Members of the Oncology Nursing Society (ONS) can join special interest groups to share information and learn from each other’s experiences. The organization has a special interest group that focuses on complementary and integrative therapies. This group of 900 members publishes a newsletter, offers networking opportunities, and meets during the ONS Annual Congress.

Books on integrative oncology for health care professionals are available from ONS and commercial booksellers. These include the Handbook of Integrative Oncology Nursing: Evidence-Based Practice, written by Georgia M. Decker and Colleen O. Lee (published by Oncology Nursing Society; Pittsburgh, PA; 2010) Integrative Oncology, by Donald Abrams and Andrew Weil (published by Oxford University Press USA; New York, NY; 2009); and Integrative Oncology: Principles and Practice, by Matthew P. Mumber (published by CRC Press; Boca Raton, Florida; 2005).3

For patients, the American Cancer Society (ACS) offers its Guidelines for Using Complementary and Alternative Methods, available on the ACS Web site. Information on dietary supplements and herbs can be found at Medline Plus: All Herbs and Supplements, from the NIH Office of Dietary Supplements, and through a PubMed information subset on dietary supplements.

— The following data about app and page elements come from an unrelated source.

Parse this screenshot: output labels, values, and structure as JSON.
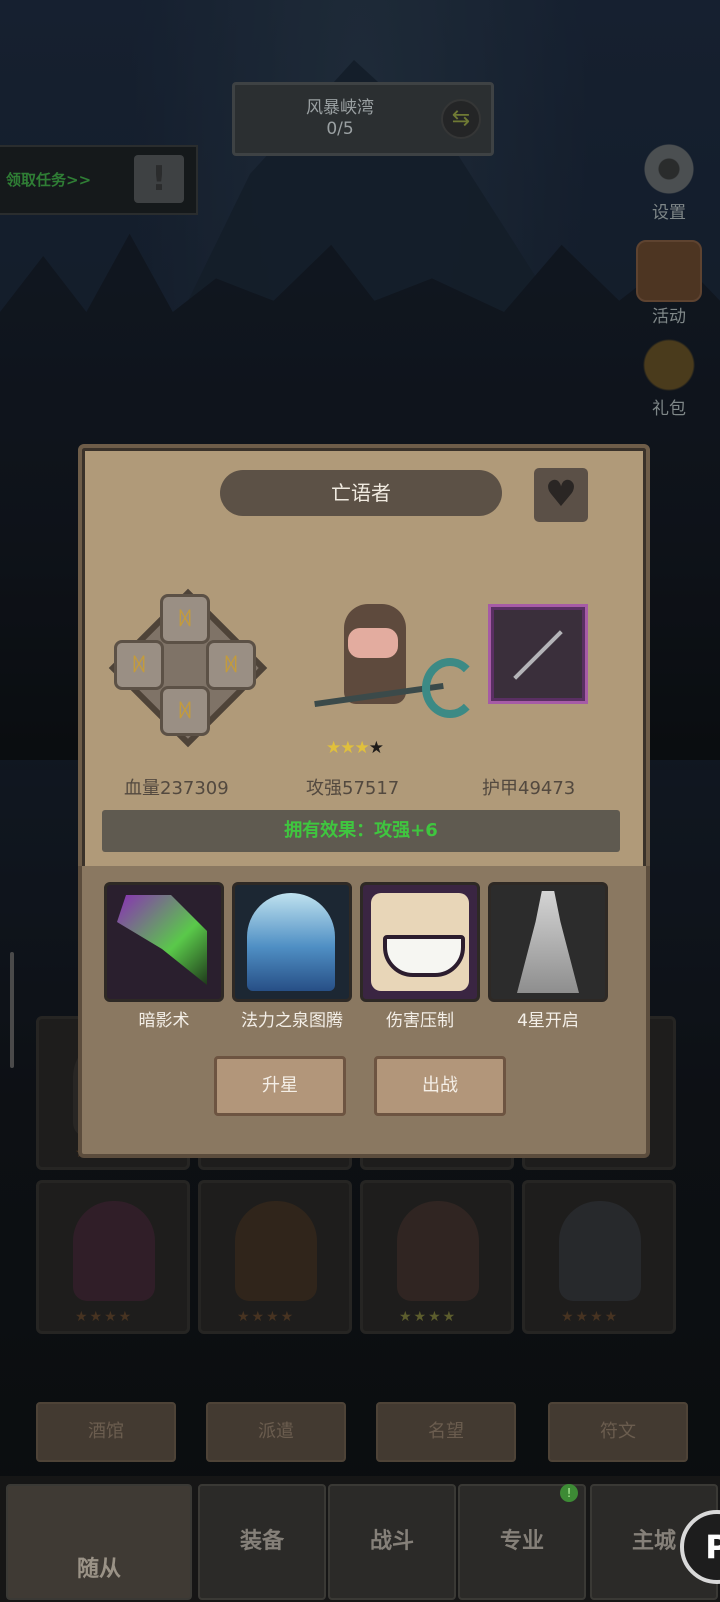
{
  "zone": {
    "name": "风暴峡湾",
    "progress": "0/5"
  },
  "task": {
    "label": "领取任务>>",
    "icon": "exclamation-icon"
  },
  "side": {
    "settings": "设置",
    "activity": "活动",
    "gift": "礼包"
  },
  "hero": {
    "name": "亡语者",
    "stars_filled": 3,
    "stars_total": 4,
    "stars_on": "★★★",
    "stars_off": "★",
    "hp": "血量237309",
    "attack": "攻强57517",
    "armor": "护甲49473",
    "effect": "拥有效果：攻强+6",
    "rune_glyph": "ᛞ"
  },
  "skills": [
    {
      "label": "暗影术",
      "icon": "shadow-arrow-icon"
    },
    {
      "label": "法力之泉图腾",
      "icon": "mana-totem-icon"
    },
    {
      "label": "伤害压制",
      "icon": "grin-mask-icon"
    },
    {
      "label": "4星开启",
      "icon": "locked-skill-icon"
    }
  ],
  "buttons": {
    "upgrade": "升星",
    "deploy": "出战"
  },
  "grid_stars": "★★★★",
  "category_tabs": [
    "酒馆",
    "派遣",
    "名望",
    "符文"
  ],
  "bottom_nav": [
    "随从",
    "装备",
    "战斗",
    "专业",
    "主城"
  ],
  "badge": "!",
  "fab": "P",
  "colors": {
    "panel": "#b09a79",
    "effect_text": "#3fc63f",
    "star": "#e0c03c"
  }
}
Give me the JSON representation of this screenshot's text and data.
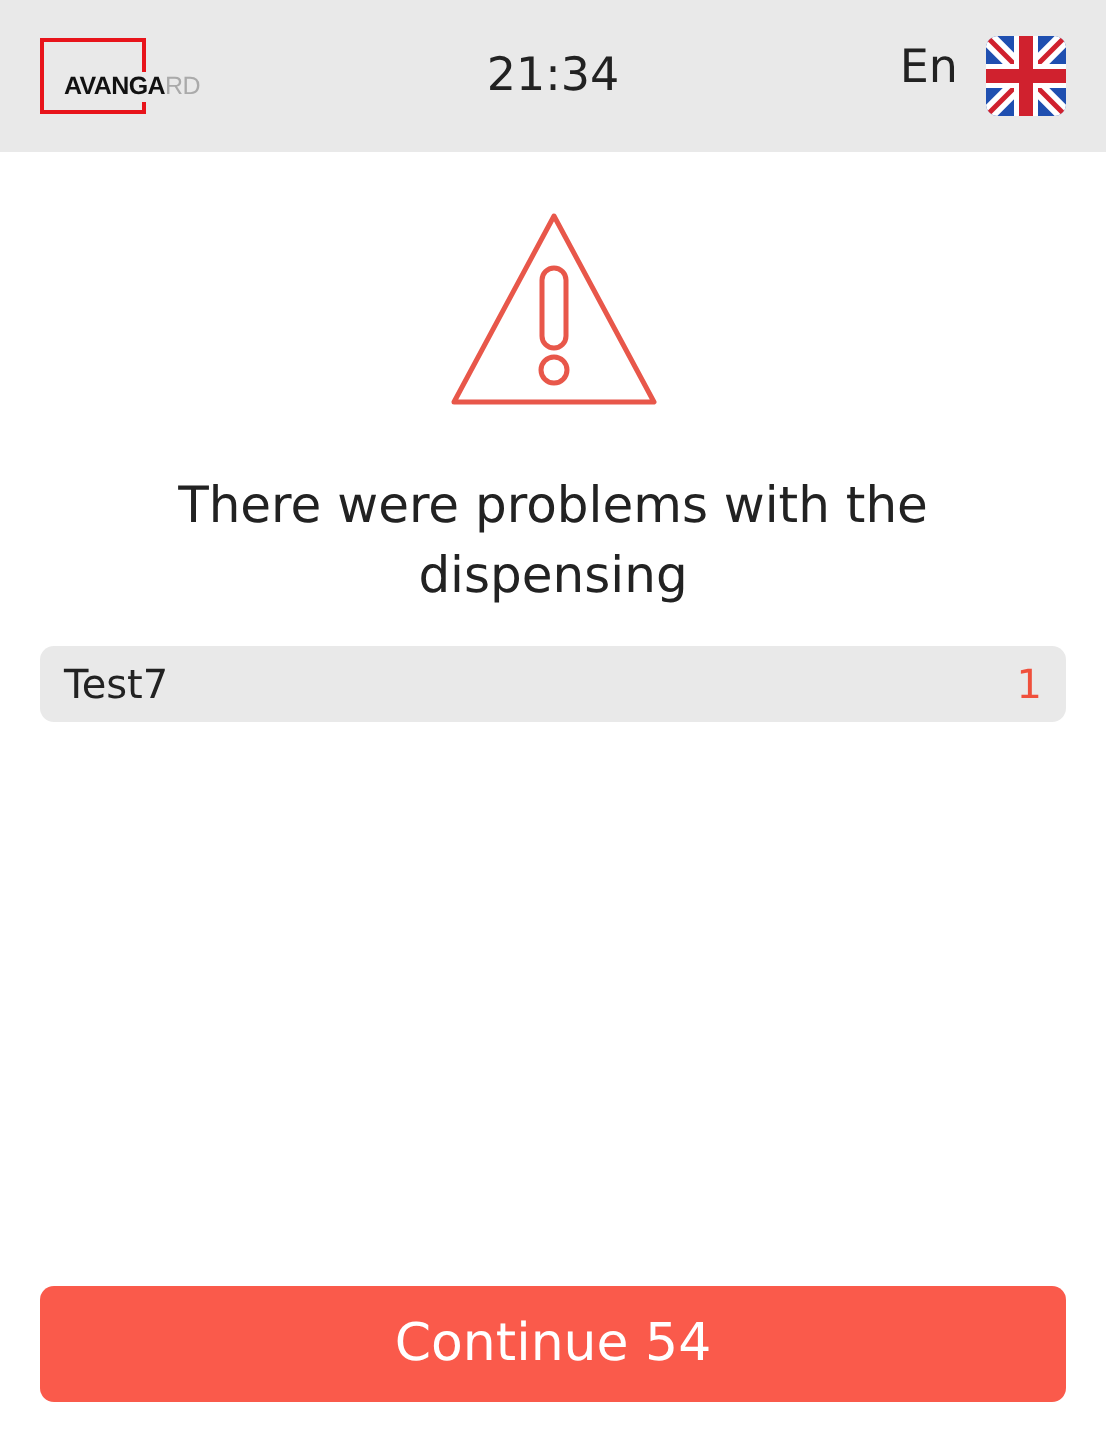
{
  "header": {
    "logo": {
      "dark_part": "AVANGA",
      "light_part": "RD"
    },
    "time": "21:34",
    "language": "En"
  },
  "message": "There were problems with the dispensing",
  "items": [
    {
      "name": "Test7",
      "count": "1"
    }
  ],
  "continue_button": "Continue 54"
}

Sources of information on integrative oncology should be unbiased and peer-reviewed. Check that information sources used appropriate research methods, discuss both safety and efficacy, and identify the limitations of the research and any clinical concerns.3 While double-blind, randomized controlled trials are the gold standard, this methodology may not be the best approach for therapies such as whole medical systems and mind-body interventions.5 For example, mindfulness-based interventions involve adopting new health behaviors, which makes them similar to other behavioral approaches. Theories of behavioral change emphasize the importance of a person’s intention, willingness, and readiness to change health behaviors, which randomized controlled trials are not likely to address adequately.3 Additionally, qualitative approaches should be considered, which include first-person perspectives and observational methods, since these are helpful in understanding the experiences of patients.